I worked through the 12 steps in my program with the help of a one-on-one sponsor. He showed me genuine altruism at a time when I was a sick and suffering human being struggling to live life on life’s terms. He took me through all the 12 steps of AA which took me about 6 months to accomplish after I relocated to Tampa, Florida.
It was an exhausting and at times very painful process that was necessary for me to mature into the responsible adult that I am today. After finishing the steps, I had a spiritual awakening which connected me to a higher power of my understanding. I now have the opportunity and responsibility thanks to God working in my life through my AA sponsor to be able to carry the message to another sick and suffering person struggling to live life on life’s terms, just like I was.
My story continues around the time that I was listening to the fifth step for one of my sponsees at a treatment center in Tampa, FL. The fifth step in Alcoholics Anonymous reads, “Admitted to God, to ourselves, and to another being the exact nature of our wrongs.” I gave him two weeks to prepare for our meeting where we would sit down and I’d listen to his fifth step, approximately a 3-hour process.
It’s the work in the fourth step which reads, “Made a searching and fearless moral inventory of ourselves.” As my sponsee did the work during these 2 weeks, he had to think about all the people, places, and things in his life that he had felt wronged him or he had wronged, including himself.

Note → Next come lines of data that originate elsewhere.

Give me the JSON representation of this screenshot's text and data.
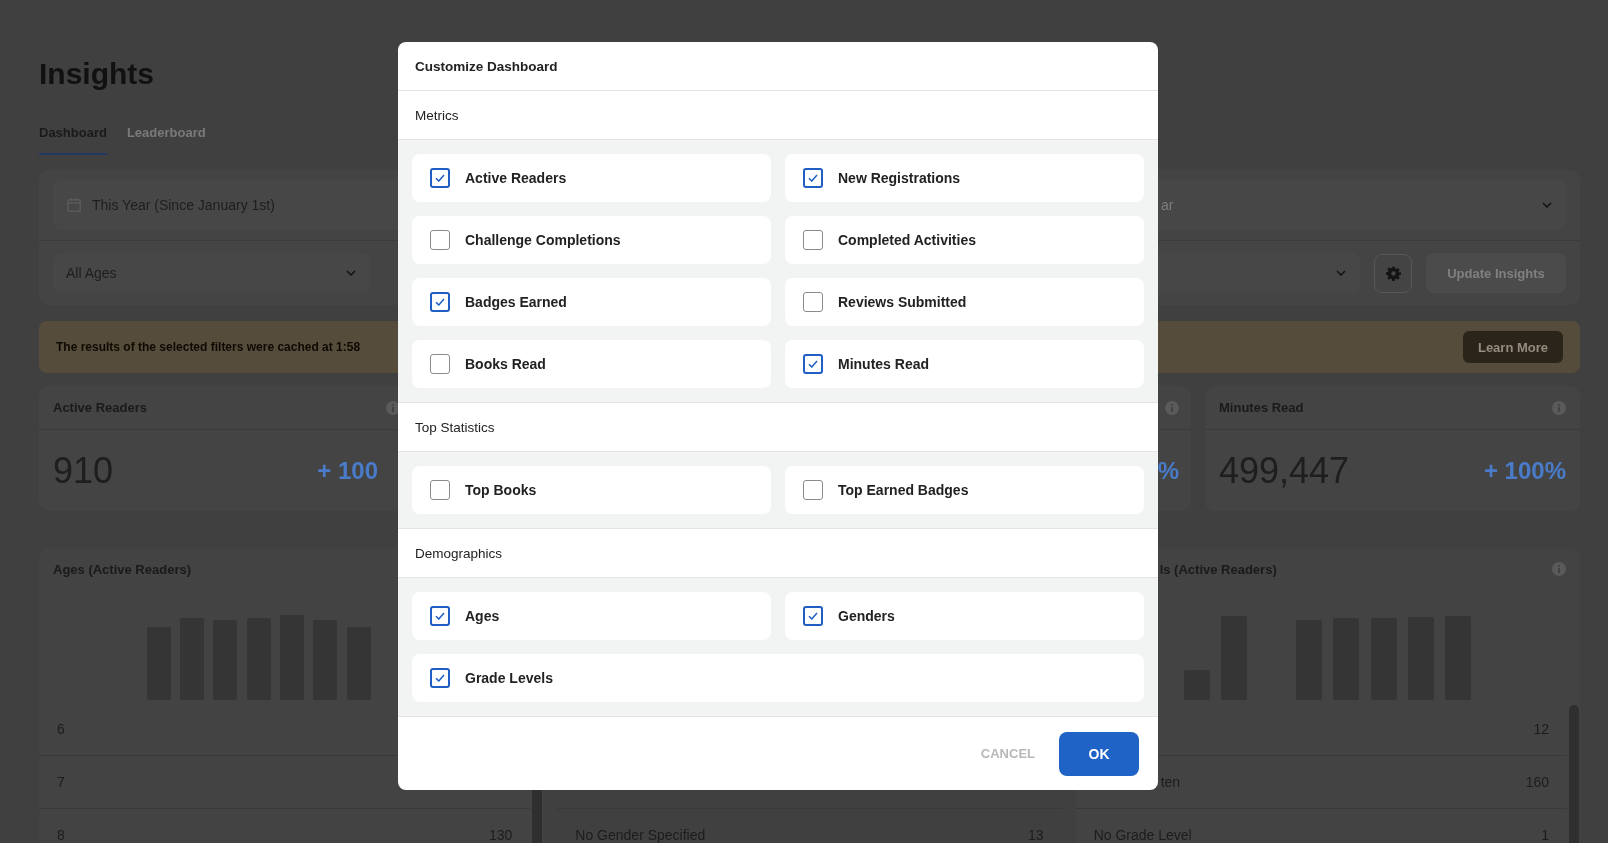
{
  "page": {
    "title": "Insights"
  },
  "tabs": [
    {
      "label": "Dashboard",
      "selected": true
    },
    {
      "label": "Leaderboard",
      "selected": false
    }
  ],
  "filters": {
    "date_range": "This Year (Since January 1st)",
    "field_2": "ar",
    "age": "All Ages",
    "update_button": {
      "label": "Update Insights",
      "disabled": true
    }
  },
  "banner": {
    "message": "The results of the selected filters were cached at 1:58",
    "button": "Learn More"
  },
  "metric_cards": [
    {
      "title": "Active Readers",
      "value": "910",
      "change": "+ 100"
    },
    {
      "change": "%"
    },
    {
      "title": "Minutes Read",
      "value": "499,447",
      "change": "+ 100%"
    }
  ],
  "chart_cards": [
    {
      "title": "Ages (Active Readers)",
      "rows": [
        {
          "label": "6"
        },
        {
          "label": "7"
        },
        {
          "label": "8",
          "value": "130"
        }
      ]
    },
    {
      "rows": [
        {
          "label": "No Gender Specified",
          "value": "13"
        }
      ]
    },
    {
      "title": "ls (Active Readers)",
      "rows": [
        {
          "value": "12"
        },
        {
          "label": "ten",
          "value": "160"
        },
        {
          "label": "No Grade Level",
          "value": "1"
        }
      ]
    }
  ],
  "dialog": {
    "title": "Customize Dashboard",
    "sections": [
      {
        "title": "Metrics",
        "items": [
          {
            "label": "Active Readers",
            "checked": true
          },
          {
            "label": "New Registrations",
            "checked": true
          },
          {
            "label": "Challenge Completions",
            "checked": false
          },
          {
            "label": "Completed Activities",
            "checked": false
          },
          {
            "label": "Badges Earned",
            "checked": true
          },
          {
            "label": "Reviews Submitted",
            "checked": false
          },
          {
            "label": "Books Read",
            "checked": false
          },
          {
            "label": "Minutes Read",
            "checked": true
          }
        ]
      },
      {
        "title": "Top Statistics",
        "items": [
          {
            "label": "Top Books",
            "checked": false
          },
          {
            "label": "Top Earned Badges",
            "checked": false
          }
        ]
      },
      {
        "title": "Demographics",
        "items": [
          {
            "label": "Ages",
            "checked": true
          },
          {
            "label": "Genders",
            "checked": true
          },
          {
            "label": "Grade Levels",
            "checked": true
          }
        ]
      }
    ],
    "buttons": [
      {
        "label": "CANCEL",
        "kind": "text"
      },
      {
        "label": "OK",
        "kind": "primary"
      }
    ]
  }
}
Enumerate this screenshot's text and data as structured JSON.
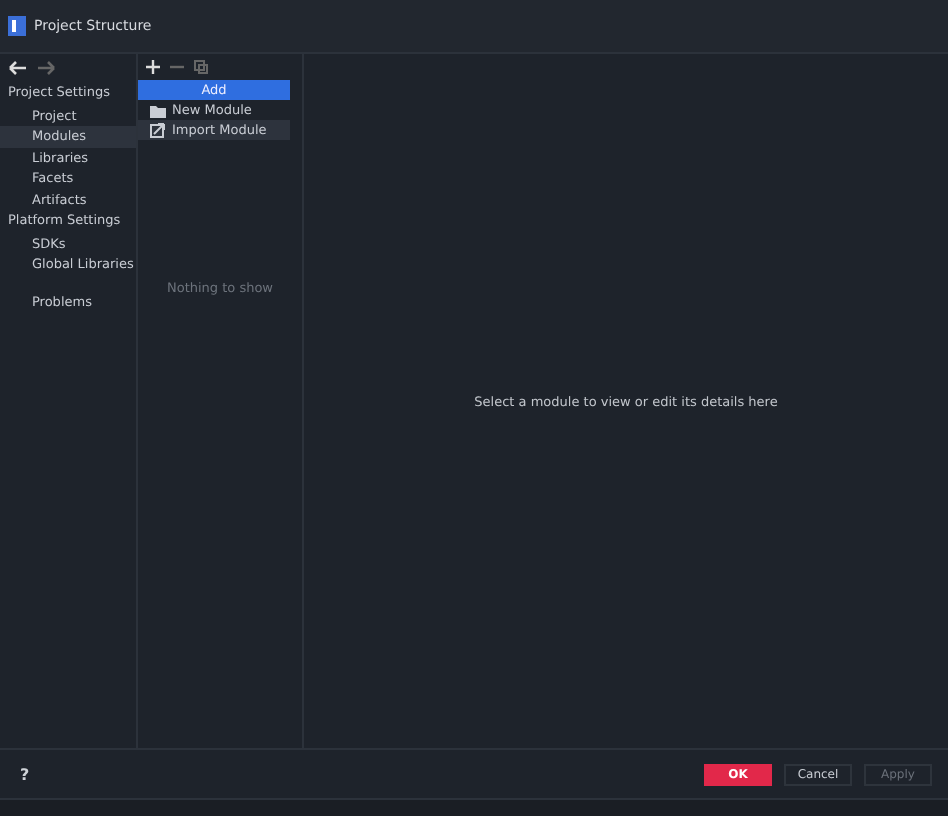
{
  "window": {
    "title": "Project Structure"
  },
  "sidebar": {
    "sections": [
      {
        "title": "Project Settings",
        "items": [
          {
            "label": "Project",
            "selected": false
          },
          {
            "label": "Modules",
            "selected": true
          },
          {
            "label": "Libraries",
            "selected": false
          },
          {
            "label": "Facets",
            "selected": false
          },
          {
            "label": "Artifacts",
            "selected": false
          }
        ]
      },
      {
        "title": "Platform Settings",
        "items": [
          {
            "label": "SDKs",
            "selected": false
          },
          {
            "label": "Global Libraries",
            "selected": false
          }
        ]
      },
      {
        "items": [
          {
            "label": "Problems",
            "selected": false
          }
        ]
      }
    ]
  },
  "add_menu": {
    "title": "Add",
    "items": [
      {
        "label": "New Module",
        "kind": "folder",
        "hovered": false
      },
      {
        "label": "Import Module",
        "kind": "import",
        "hovered": true
      }
    ]
  },
  "list_panel": {
    "empty_text": "Nothing to show"
  },
  "details": {
    "empty_text": "Select a module to view or edit its details here"
  },
  "footer": {
    "help": "?",
    "buttons": [
      {
        "label": "OK",
        "kind": "primary",
        "disabled": false
      },
      {
        "label": "Cancel",
        "kind": "normal",
        "disabled": false
      },
      {
        "label": "Apply",
        "kind": "normal",
        "disabled": true
      }
    ]
  }
}
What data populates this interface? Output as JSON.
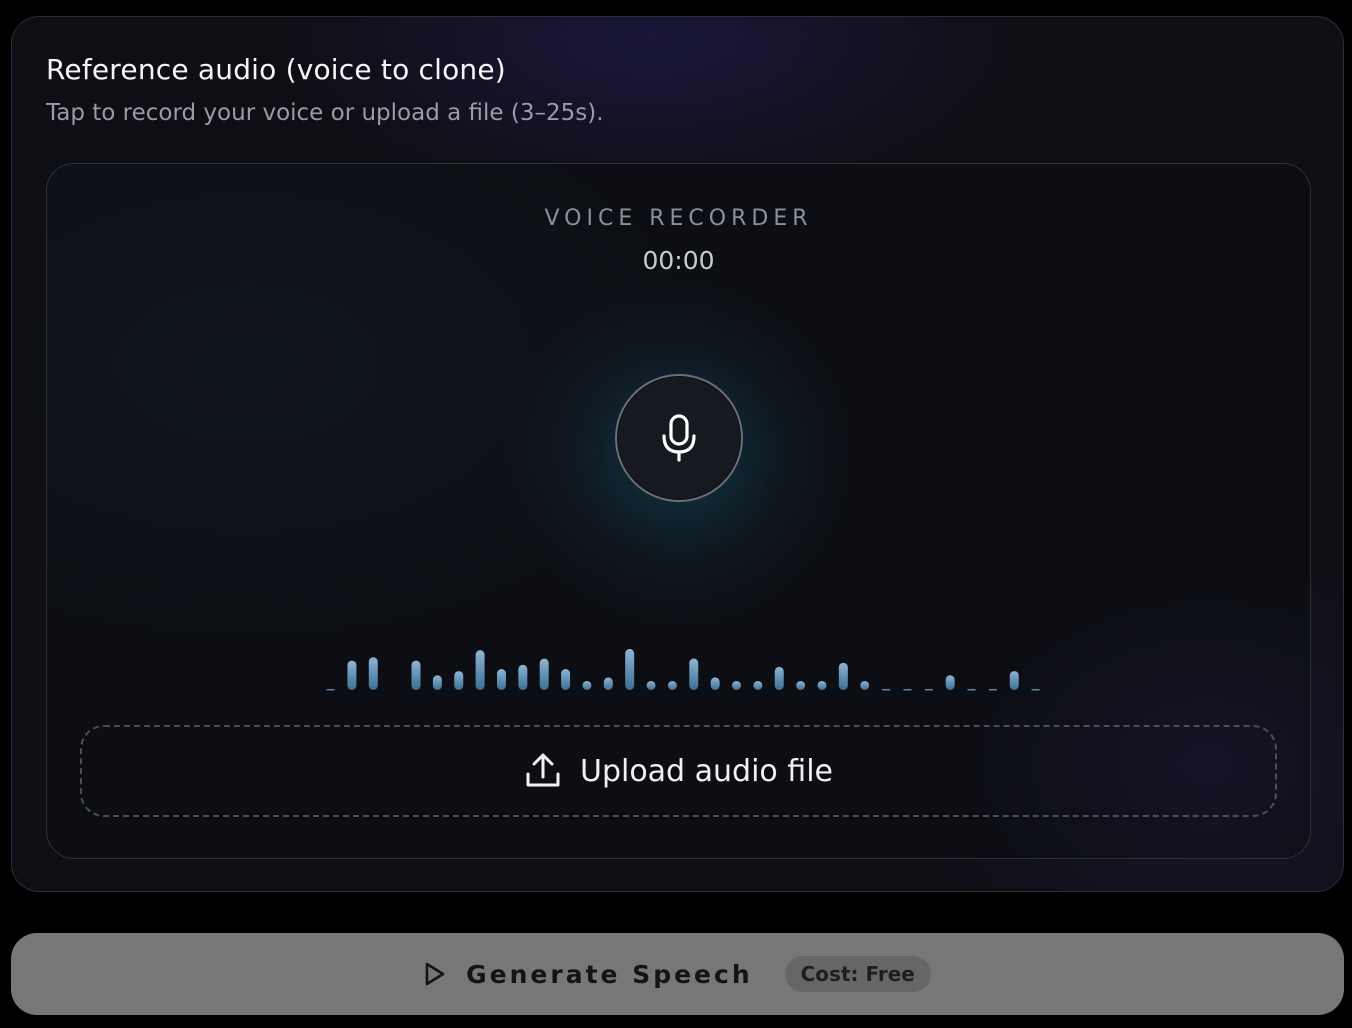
{
  "reference": {
    "title": "Reference audio (voice to clone)",
    "subtitle": "Tap to record your voice or upload a file (3–25s)."
  },
  "recorder": {
    "label": "VOICE RECORDER",
    "time": "00:00",
    "mic_icon": "microphone-icon",
    "waveform_levels": [
      0.05,
      0.7,
      0.78,
      0,
      0.7,
      0.35,
      0.45,
      0.95,
      0.5,
      0.6,
      0.75,
      0.5,
      0.18,
      0.3,
      0.98,
      0.2,
      0.2,
      0.75,
      0.3,
      0.1,
      0.12,
      0.55,
      0.12,
      0.12,
      0.65,
      0.07,
      0.03,
      0.03,
      0.03,
      0.35,
      0.03,
      0.03,
      0.45,
      0.03
    ]
  },
  "upload": {
    "label": "Upload audio file",
    "icon": "upload-icon"
  },
  "generate": {
    "label": "Generate Speech",
    "icon": "play-icon",
    "cost": "Cost: Free"
  },
  "colors": {
    "waveform_top": "#8fb4d4",
    "waveform_bottom": "#3a6f96",
    "generate_bg": "#777777"
  }
}
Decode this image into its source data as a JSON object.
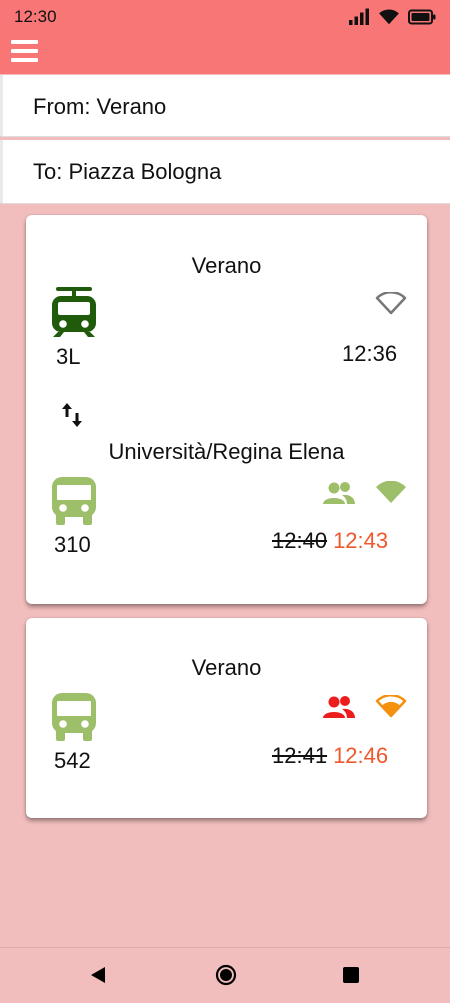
{
  "status": {
    "time": "12:30"
  },
  "search": {
    "from_text": "From: Verano",
    "to_text": "To: Piazza Bologna"
  },
  "colors": {
    "app_bar": "#f87676",
    "background": "#f2bdbd",
    "tram": "#1f5b0a",
    "bus": "#9dbf6a",
    "delay": "#f0572b",
    "crowd_high": "#ee1d1d",
    "signal_medium": "#f4920f"
  },
  "cards": [
    {
      "legs": [
        {
          "stop": "Verano",
          "vehicle_icon": "tram-icon",
          "line": "3L",
          "indicators": [
            "wifi-outline-icon"
          ],
          "scheduled_time": "12:36"
        },
        {
          "transfer_icon": "swap-vert-icon",
          "stop": "Università/Regina Elena",
          "vehicle_icon": "bus-icon",
          "line": "310",
          "indicators": [
            "crowd-low-icon",
            "signal-good-icon"
          ],
          "scheduled_time": "12:40",
          "realtime_time": "12:43"
        }
      ]
    },
    {
      "legs": [
        {
          "stop": "Verano",
          "vehicle_icon": "bus-icon",
          "line": "542",
          "indicators": [
            "crowd-high-icon",
            "signal-medium-icon"
          ],
          "scheduled_time": "12:41",
          "realtime_time": "12:46"
        }
      ]
    }
  ],
  "nav": {
    "icons": [
      "back-icon",
      "home-icon",
      "recents-icon"
    ]
  }
}
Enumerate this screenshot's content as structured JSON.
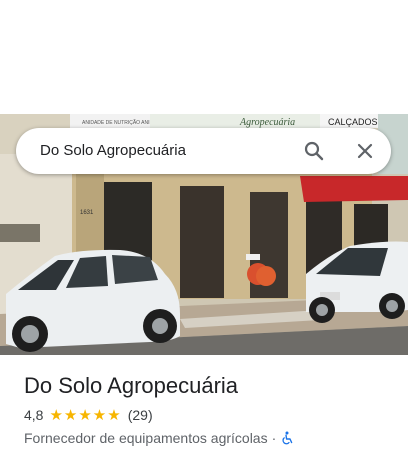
{
  "search": {
    "query": "Do Solo Agropecuária",
    "search_icon": "search-icon",
    "close_icon": "close-icon"
  },
  "photo": {
    "alt": "storefront-photo",
    "sign_texts": [
      "ANIDADE DE NUTRIÇÃO ANIMAL",
      "Agropecuária",
      "CALÇADOS",
      "1631"
    ]
  },
  "place": {
    "name": "Do Solo Agropecuária",
    "rating": "4,8",
    "stars": "★★★★★",
    "review_count": "(29)",
    "category": "Fornecedor de equipamentos agrícolas",
    "separator": "·",
    "accessibility_icon": "wheelchair-icon"
  },
  "colors": {
    "star": "#f7b500",
    "accessibility": "#1a73e8",
    "awning": "#c8282a"
  }
}
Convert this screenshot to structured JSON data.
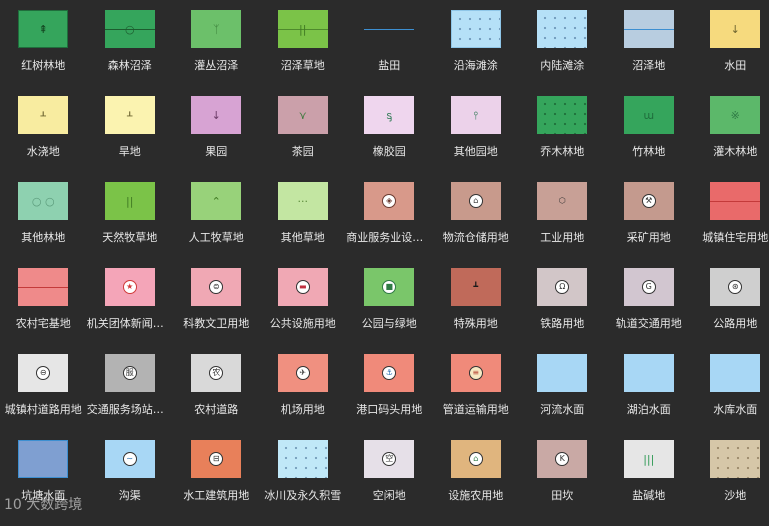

During the reading of his fifth step, a wave of emotions came over him that was painful, sad, and happy. For every situation that bothered him and every person, place, or thing that he had resentment over, I was able to shed light on where he played a part in it. For the harmful actions he had done to others or himself, I prayed with him to have God help him find the serenity to forgive himself. He would need to have this strength within himself when it came time for his ninth step which consists of making direct amends wherever possible.
After finishing his list, which was approximately 3 hours later, I instructed him to go to a quiet place away from any distractions and pray to find it in his heart to find acceptance to forgive those that had harmed him, including himself.
During the reading of his fifth step, we discussed at length the reality that he no longer could play the victim in any situation now that he has seen his part in everything that he was holding resentment over.
This is the magic step in doing the fifth step with a sponsee. A light clicked on in his eyes and I could see something change about him, though at the time I wasn’t sure yet what it was.
The next week in a group therapy session for the treatment center that I was volunteering at, the person I am sponsoring made a statement to the group. He explained that during all of his time at the treatment center he now realized that he had insisted on playing the “poor me” victim card in many situations. He wanted to acknowledge out loud to the group that he now sees his unskillful ways. He was nothing short of a different human being from the one that I listened to read his fifth step a week before.
This transformation of life, his maturation mentally and spiritually from childish to adultlike, from irresponsible to responsible, all manifested as a result of working the simple yet intimidating fourth and fifth step of the Alcoholics Anonymous 12-step program with me the week before.
Being able to be a part of such a monumental transformation of someone else’s life in such a powerful way helps keep me strong in recovery today and is a perfect reminder of why I believe that I am here on this planet to best be of service to others. Anything else good that happens to me is a bonus from God.